*DATA RECORDS*.

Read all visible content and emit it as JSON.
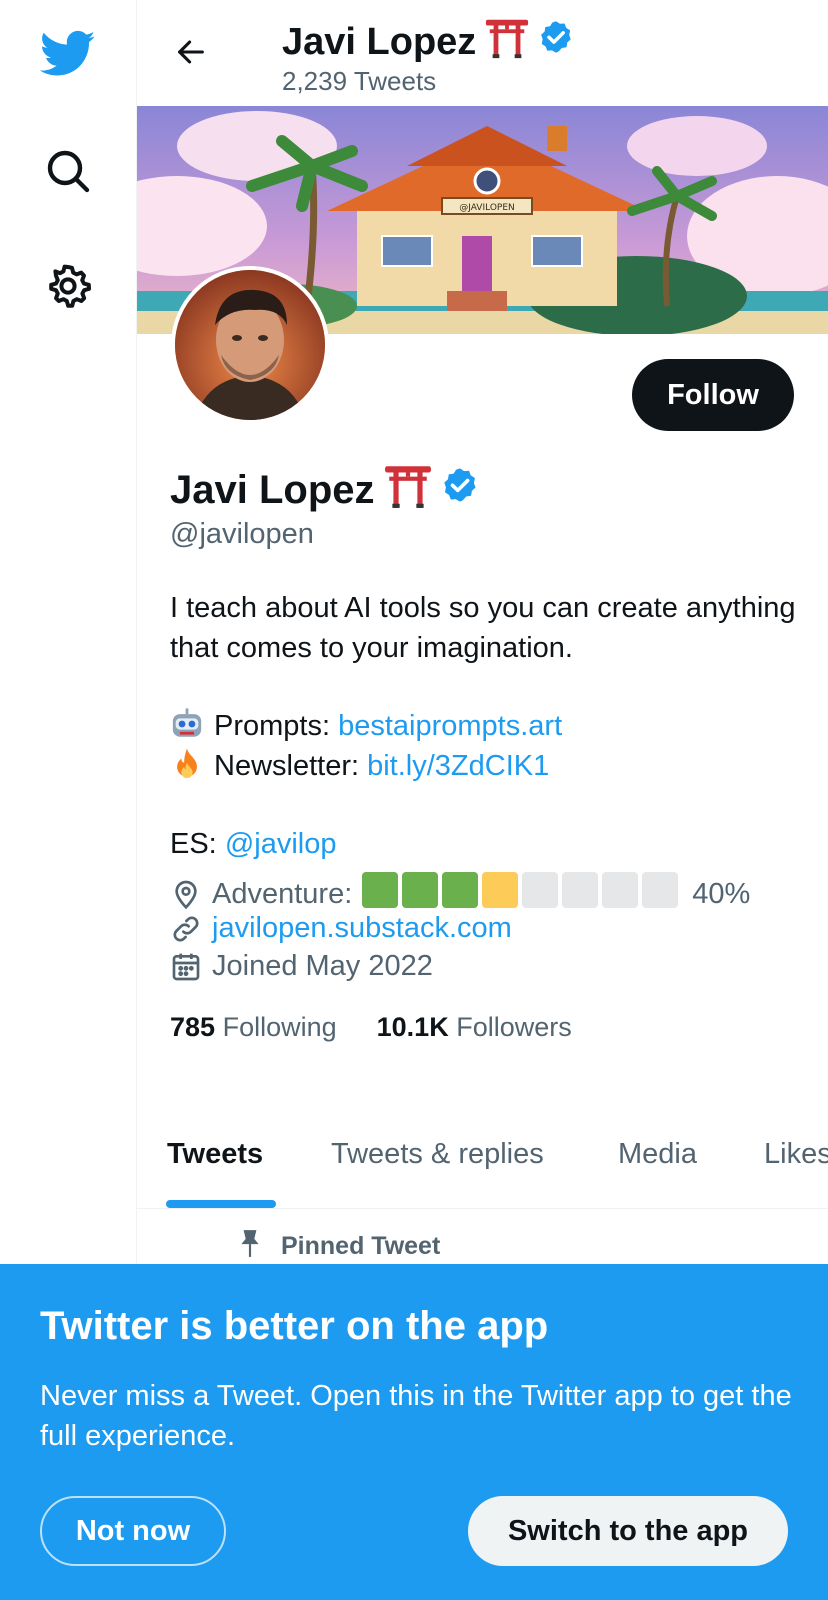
{
  "sidebar": {
    "icons": [
      "twitter-bird-logo",
      "search-icon",
      "settings-gear-icon"
    ]
  },
  "header": {
    "name": "Javi Lopez",
    "tweet_count": "2,239 Tweets",
    "back_icon": "arrow-left-icon"
  },
  "banner": {
    "sign_text": "@JAVILOPEN"
  },
  "profile": {
    "name": "Javi Lopez",
    "emoji": "⛩",
    "handle": "@javilopen",
    "follow_label": "Follow",
    "bio_line1": "I teach about AI tools so you can create anything that comes to your imagination.",
    "prompts_label": "Prompts:",
    "prompts_link": "bestaiprompts.art",
    "newsletter_label": "Newsletter:",
    "newsletter_link": "bit.ly/3ZdCIK1",
    "es_label": "ES:",
    "es_link": "@javilop",
    "location_label": "Adventure:",
    "adventure_level": 0.4,
    "adventure_percent": "40%",
    "website": "javilopen.substack.com",
    "joined": "Joined May 2022",
    "following_count": "785",
    "following_label": "Following",
    "followers_count": "10.1K",
    "followers_label": "Followers"
  },
  "tabs": [
    {
      "label": "Tweets",
      "active": true
    },
    {
      "label": "Tweets & replies",
      "active": false
    },
    {
      "label": "Media",
      "active": false
    },
    {
      "label": "Likes",
      "active": false
    }
  ],
  "pinned_label": "Pinned Tweet",
  "app_sheet": {
    "title": "Twitter is better on the app",
    "body": "Never miss a Tweet. Open this in the Twitter app to get the full experience.",
    "not_now": "Not now",
    "switch": "Switch to the app"
  },
  "colors": {
    "accent": "#1d9bf0",
    "text": "#0f1419",
    "secondary": "#536471",
    "green": "#6ab04c",
    "yellow": "#fdcb58",
    "gray": "#e6e7e8"
  }
}
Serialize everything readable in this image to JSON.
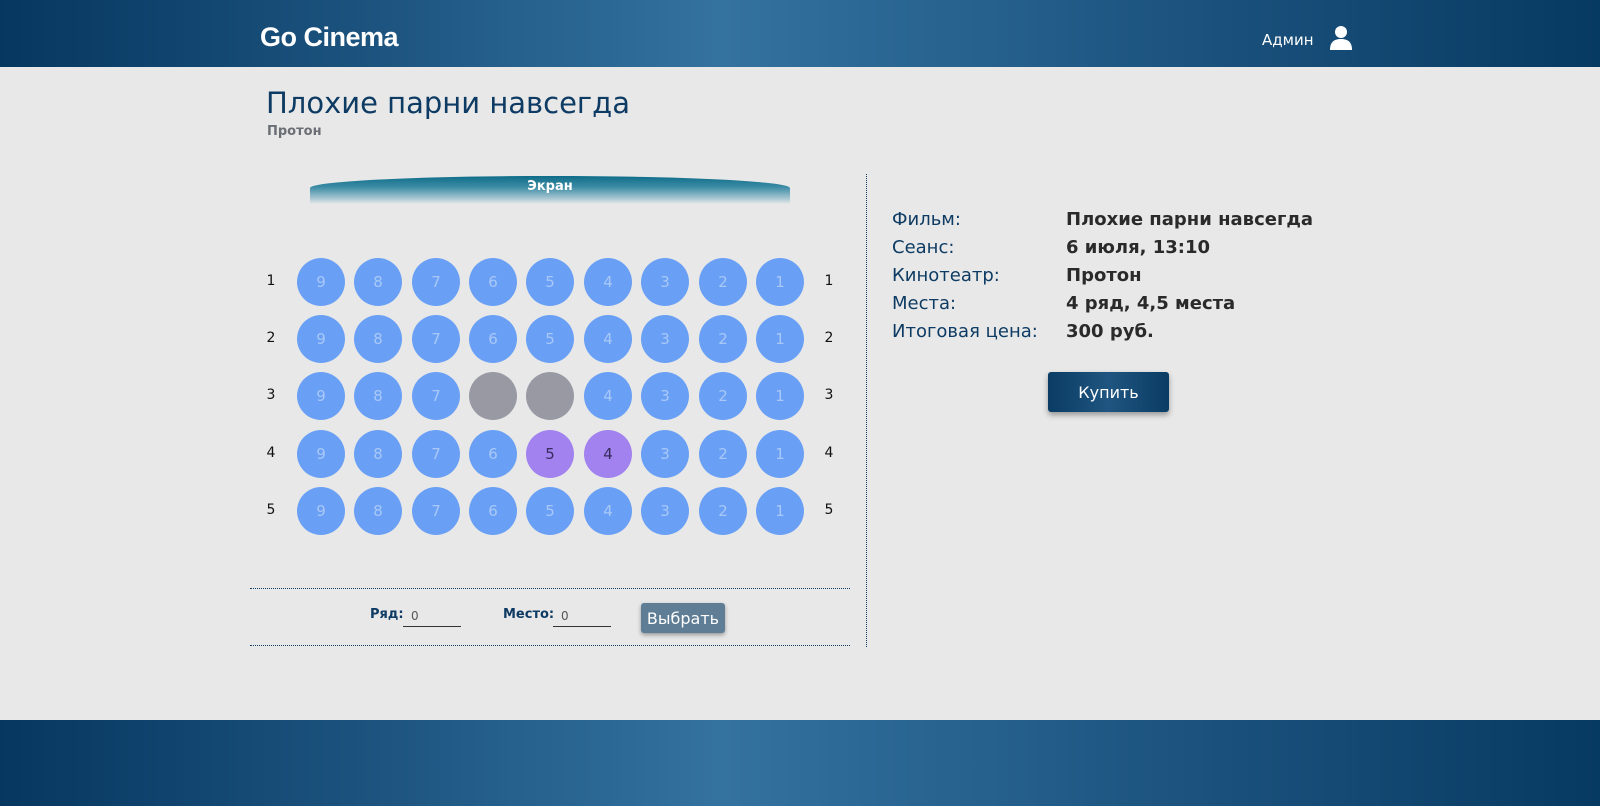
{
  "header": {
    "brand": "Go Cinema",
    "user_label": "Админ",
    "user_icon": "user-icon"
  },
  "movie": {
    "title": "Плохие парни навсегда",
    "cinema": "Протон"
  },
  "hall": {
    "screen_label": "Экран",
    "rows": [
      {
        "row": "1",
        "seats": [
          {
            "n": "9",
            "status": "free"
          },
          {
            "n": "8",
            "status": "free"
          },
          {
            "n": "7",
            "status": "free"
          },
          {
            "n": "6",
            "status": "free"
          },
          {
            "n": "5",
            "status": "free"
          },
          {
            "n": "4",
            "status": "free"
          },
          {
            "n": "3",
            "status": "free"
          },
          {
            "n": "2",
            "status": "free"
          },
          {
            "n": "1",
            "status": "free"
          }
        ]
      },
      {
        "row": "2",
        "seats": [
          {
            "n": "9",
            "status": "free"
          },
          {
            "n": "8",
            "status": "free"
          },
          {
            "n": "7",
            "status": "free"
          },
          {
            "n": "6",
            "status": "free"
          },
          {
            "n": "5",
            "status": "free"
          },
          {
            "n": "4",
            "status": "free"
          },
          {
            "n": "3",
            "status": "free"
          },
          {
            "n": "2",
            "status": "free"
          },
          {
            "n": "1",
            "status": "free"
          }
        ]
      },
      {
        "row": "3",
        "seats": [
          {
            "n": "9",
            "status": "free"
          },
          {
            "n": "8",
            "status": "free"
          },
          {
            "n": "7",
            "status": "free"
          },
          {
            "n": "6",
            "status": "taken"
          },
          {
            "n": "5",
            "status": "taken"
          },
          {
            "n": "4",
            "status": "free"
          },
          {
            "n": "3",
            "status": "free"
          },
          {
            "n": "2",
            "status": "free"
          },
          {
            "n": "1",
            "status": "free"
          }
        ]
      },
      {
        "row": "4",
        "seats": [
          {
            "n": "9",
            "status": "free"
          },
          {
            "n": "8",
            "status": "free"
          },
          {
            "n": "7",
            "status": "free"
          },
          {
            "n": "6",
            "status": "free"
          },
          {
            "n": "5",
            "status": "selected"
          },
          {
            "n": "4",
            "status": "selected"
          },
          {
            "n": "3",
            "status": "free"
          },
          {
            "n": "2",
            "status": "free"
          },
          {
            "n": "1",
            "status": "free"
          }
        ]
      },
      {
        "row": "5",
        "seats": [
          {
            "n": "9",
            "status": "free"
          },
          {
            "n": "8",
            "status": "free"
          },
          {
            "n": "7",
            "status": "free"
          },
          {
            "n": "6",
            "status": "free"
          },
          {
            "n": "5",
            "status": "free"
          },
          {
            "n": "4",
            "status": "free"
          },
          {
            "n": "3",
            "status": "free"
          },
          {
            "n": "2",
            "status": "free"
          },
          {
            "n": "1",
            "status": "free"
          }
        ]
      }
    ],
    "colors": {
      "free": "#69a0f5",
      "taken": "#9899a3",
      "selected": "#a182ef"
    }
  },
  "picker": {
    "row_label": "Ряд:",
    "row_value": "0",
    "seat_label": "Место:",
    "seat_value": "0",
    "button_label": "Выбрать"
  },
  "summary": {
    "items": [
      {
        "key": "Фильм:",
        "value": "Плохие парни навсегда"
      },
      {
        "key": "Сеанс:",
        "value": "6 июля, 13:10"
      },
      {
        "key": "Кинотеатр:",
        "value": "Протон"
      },
      {
        "key": "Места:",
        "value": "4 ряд, 4,5 места"
      },
      {
        "key": "Итоговая цена:",
        "value": "300 руб."
      }
    ],
    "buy_label": "Купить"
  }
}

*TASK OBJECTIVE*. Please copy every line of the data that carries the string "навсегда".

*SOLUTION FOR THIS PROBLEM*.
    "title": "Плохие парни навсегда",
        "value": "Плохие парни навсегда"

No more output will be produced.